This has been interpreted to champion the separation of church and state, which I heartily endorse. I do not want the government to interfere with my religion or mode of worship or tell me when or where I can practice that religion.
Now if we go back thousands of years to the eighth century, prophets had no reserve in chastising kings, judges or any other authority if they believed that their actions were in some way against the laws of the land or the laws of God. The prophets spoke their minds and thundered, “Thus saith the Lord.”
However, the Hebrew prophets were speaking to a specific group of people: the Israelites.
Today, I do not believe that religious leaders should get into the field of politics. If they endorse one candidate over another, are they speaking for the entire congregation? Do all their members believe the same way? Does the fact that you are the leader of a church, synagogue or mosque give you the right to speak for all the members of your flock? I do not think so.
Should religious leaders preach about religious matters that are part of an individual church’s belief system, even if these happen to be politically debatable? Yes! Members of any religious body should be aware of that body’s teaching. Then they can make up their own minds about an individual candidate.

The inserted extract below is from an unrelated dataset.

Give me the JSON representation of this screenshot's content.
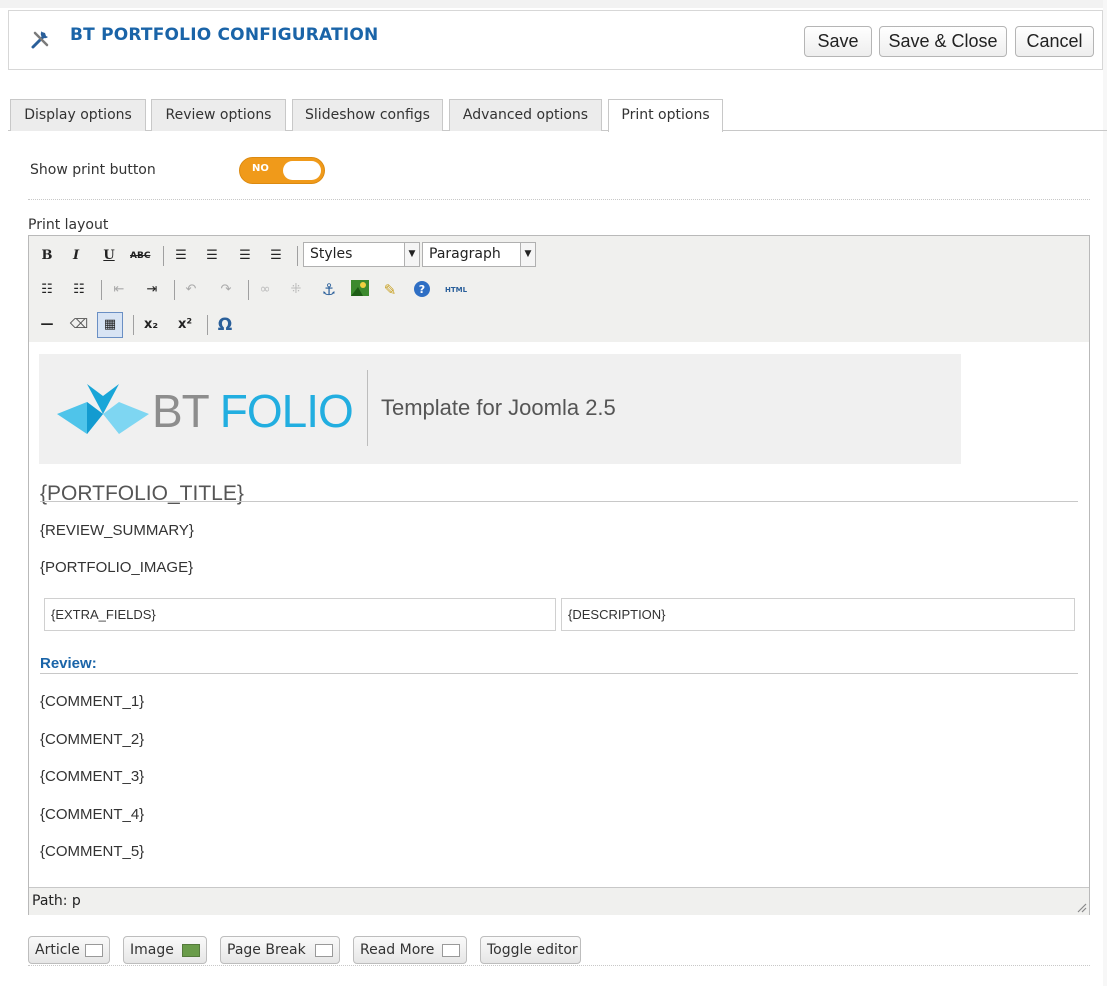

The bottom line is this: Religious leaders should not endorse a political candidate. They can, however, make it clear what beliefs that particular church embraces, and then its members can apply that teaching to their decision in the confines of the voting booth.
David Baylinson, Temple Beth El, Anniston
Not a pastor’s calling
No. It is not the role of a pastor or other religious leader to endorse a particular party or candidate in any political contest. As leaders in the community, it is our role to help shape the thought process that is underlying the voting process, but direct political endorsement violates the call that God has placed on our lives.
Our church, Grace Fellowship, is made up of individuals from all backgrounds, socio-economic classes and political convictions, so for me to endorse any one candidate would be offensive. It is possible for truly committed followers of Jesus Christ to stand on opposite sides of a political contest.
What is the role of the pastor in the political process? First, as servants of Jesus Christ and His church, it is our role to preach the gospel. This will lead to Christ-centered thinking in all areas of life, including our political decisions.
Second, a pastor should preach the whole counsel of God, which will lead to instruction on social issues from the word of God.
Finally, we should be leading our people to pray and respect the leaders of our city, county, state and federal governments. God commands that his people support and pray for our civil leaders (Romans 13:1-7; 1 Timothy 2:1-4; 1 Peter 2:13-17). As leaders of God’s church we should be praying for our leaders, voting in elections, but trusting in the Lord Jesus and His kingdom.
Carlton Weathers, Grace Fellowship, Anniston